Note: Though this article uses binary language throughout, the topic directly impacts ciswomen, transwomen, and trans people assigned female at birth (AFAB). We strive to recognize the intersectional nature of these issues.

The mental health system historically abused women by forcibly institutionalizing them for behaving in societally undesirable ways. When women spoke up, the psychiatry world labeled them with fake disorders. Though we’ve come a long way from the days of locking up women and throwing away the keys, sexism still permeates the mental health world through stigmatizing language. Ultimately, this can prevent women from seeking the necessary mental health care.

Sexist Mental Health Words

Back in the 19th century, “hysterical” wasn’t simply a word that meant overly emotional. Hysteria started as a mental health diagnosis specific to anyone with a uterus. Although the diagnosis was pretty meaningless, Dr. George Miller Beard created an incomplete 75-page list of possible symptoms of hysteria.

Similarly, the words “loony” and “lunatic” originate from lunacy, a menstruation-related form of insanity that occurred in episodes once a month. The symptoms were as broad as hysteria. Current versions of the word mean someone who’s unstable.

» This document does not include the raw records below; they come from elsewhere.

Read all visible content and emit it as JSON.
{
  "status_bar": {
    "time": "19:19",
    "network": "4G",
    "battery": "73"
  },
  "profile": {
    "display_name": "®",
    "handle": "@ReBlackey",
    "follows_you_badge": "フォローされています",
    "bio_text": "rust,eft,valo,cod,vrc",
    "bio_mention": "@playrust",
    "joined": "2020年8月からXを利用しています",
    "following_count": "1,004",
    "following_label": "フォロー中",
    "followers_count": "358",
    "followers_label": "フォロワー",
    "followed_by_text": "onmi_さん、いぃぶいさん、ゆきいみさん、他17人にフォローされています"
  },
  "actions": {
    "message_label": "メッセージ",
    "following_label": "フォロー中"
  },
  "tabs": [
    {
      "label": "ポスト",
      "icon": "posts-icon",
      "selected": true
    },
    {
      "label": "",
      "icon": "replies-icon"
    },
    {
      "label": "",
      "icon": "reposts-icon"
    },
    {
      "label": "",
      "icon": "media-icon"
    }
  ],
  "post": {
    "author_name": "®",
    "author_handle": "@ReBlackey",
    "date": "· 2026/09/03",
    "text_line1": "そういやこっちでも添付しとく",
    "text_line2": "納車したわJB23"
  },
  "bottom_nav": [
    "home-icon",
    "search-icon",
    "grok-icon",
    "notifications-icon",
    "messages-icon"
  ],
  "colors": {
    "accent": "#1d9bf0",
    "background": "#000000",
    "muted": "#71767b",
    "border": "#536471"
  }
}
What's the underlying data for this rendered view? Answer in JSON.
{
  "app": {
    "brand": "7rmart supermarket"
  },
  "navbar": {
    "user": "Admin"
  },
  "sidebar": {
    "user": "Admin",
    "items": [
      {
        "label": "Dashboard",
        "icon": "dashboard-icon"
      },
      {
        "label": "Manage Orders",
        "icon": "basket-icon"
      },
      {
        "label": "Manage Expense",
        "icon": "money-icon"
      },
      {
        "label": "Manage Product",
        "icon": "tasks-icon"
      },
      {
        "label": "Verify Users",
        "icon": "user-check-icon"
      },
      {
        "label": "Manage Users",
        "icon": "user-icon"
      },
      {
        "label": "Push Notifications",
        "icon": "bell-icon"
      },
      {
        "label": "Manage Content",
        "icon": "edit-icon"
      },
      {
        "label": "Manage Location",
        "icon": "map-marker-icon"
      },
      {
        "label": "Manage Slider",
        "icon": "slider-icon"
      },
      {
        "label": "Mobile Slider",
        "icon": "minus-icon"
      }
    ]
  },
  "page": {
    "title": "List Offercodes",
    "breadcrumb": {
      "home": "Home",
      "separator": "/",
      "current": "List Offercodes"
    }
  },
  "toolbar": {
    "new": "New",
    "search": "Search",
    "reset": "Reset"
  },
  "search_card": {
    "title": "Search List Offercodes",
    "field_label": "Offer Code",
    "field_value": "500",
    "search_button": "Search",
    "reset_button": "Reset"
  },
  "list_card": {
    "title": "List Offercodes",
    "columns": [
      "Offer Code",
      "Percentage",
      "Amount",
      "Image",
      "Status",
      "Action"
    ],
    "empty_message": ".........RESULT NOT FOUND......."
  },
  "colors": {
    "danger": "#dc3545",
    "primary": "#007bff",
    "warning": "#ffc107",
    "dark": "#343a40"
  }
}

Given the origins of these words, it makes sense that they’re still primarily used against women. Though “crazy” started as a gender-neutral term, people began weaponizing it against women. This could be because loony and hysterical fall under the definition umbrella of crazy. Eventually, it became a thought-terminating word used to block anything a woman says.

The Impact of Language

Children use the phrase, “Sticks and stones may break my bones, but words will never hurt me.” While this phrase sounds nice, it’s not a reality. The words we use impact the way we think, behave, and interact with others.

As a result of sexist mental health words, many women invalidate their mental health symptoms. They may not want to admit their problems for fear of being called crazy. Likewise, therapists may feel less inclined to consider emotion-related mental health disorder symptoms of women. These people may not realize they’re using sexist prejudices and stereotypes. However, in this instance, the impact is more relevant than the intention.

Breaking the Stigma

There is no single fix to the problem of sexism in the mental health field. One way to build a more inclusive environment is to admit the problematic past of the mental health field. Accountability can go a long way to building back trust. Additionally, we can change the words we use to describe people. More precise language prevents the frequent use of stigmatizing language. Lastly, we can promote more diversity in jobs related to mental health. Interacting with a professional who understands your experiences on a more personal level will make it easier for people to reach out for help.

Words make an impact on the way we see ourselves and others. The use of sexist language can prevent women from reaching out for help when they’re coping with mental health conditions. We need to change the way we speak. We can also build a more inclusive environment to combat this issue. At The Guest House, we accept all patients regardless of their sex or gender identity. Our professionals can assess your symptoms and provide a diagnosis. Then, they’ll create a personalized treatment plan that fits your unique needs. If you want a safe place to heal, call (855) 483-7800.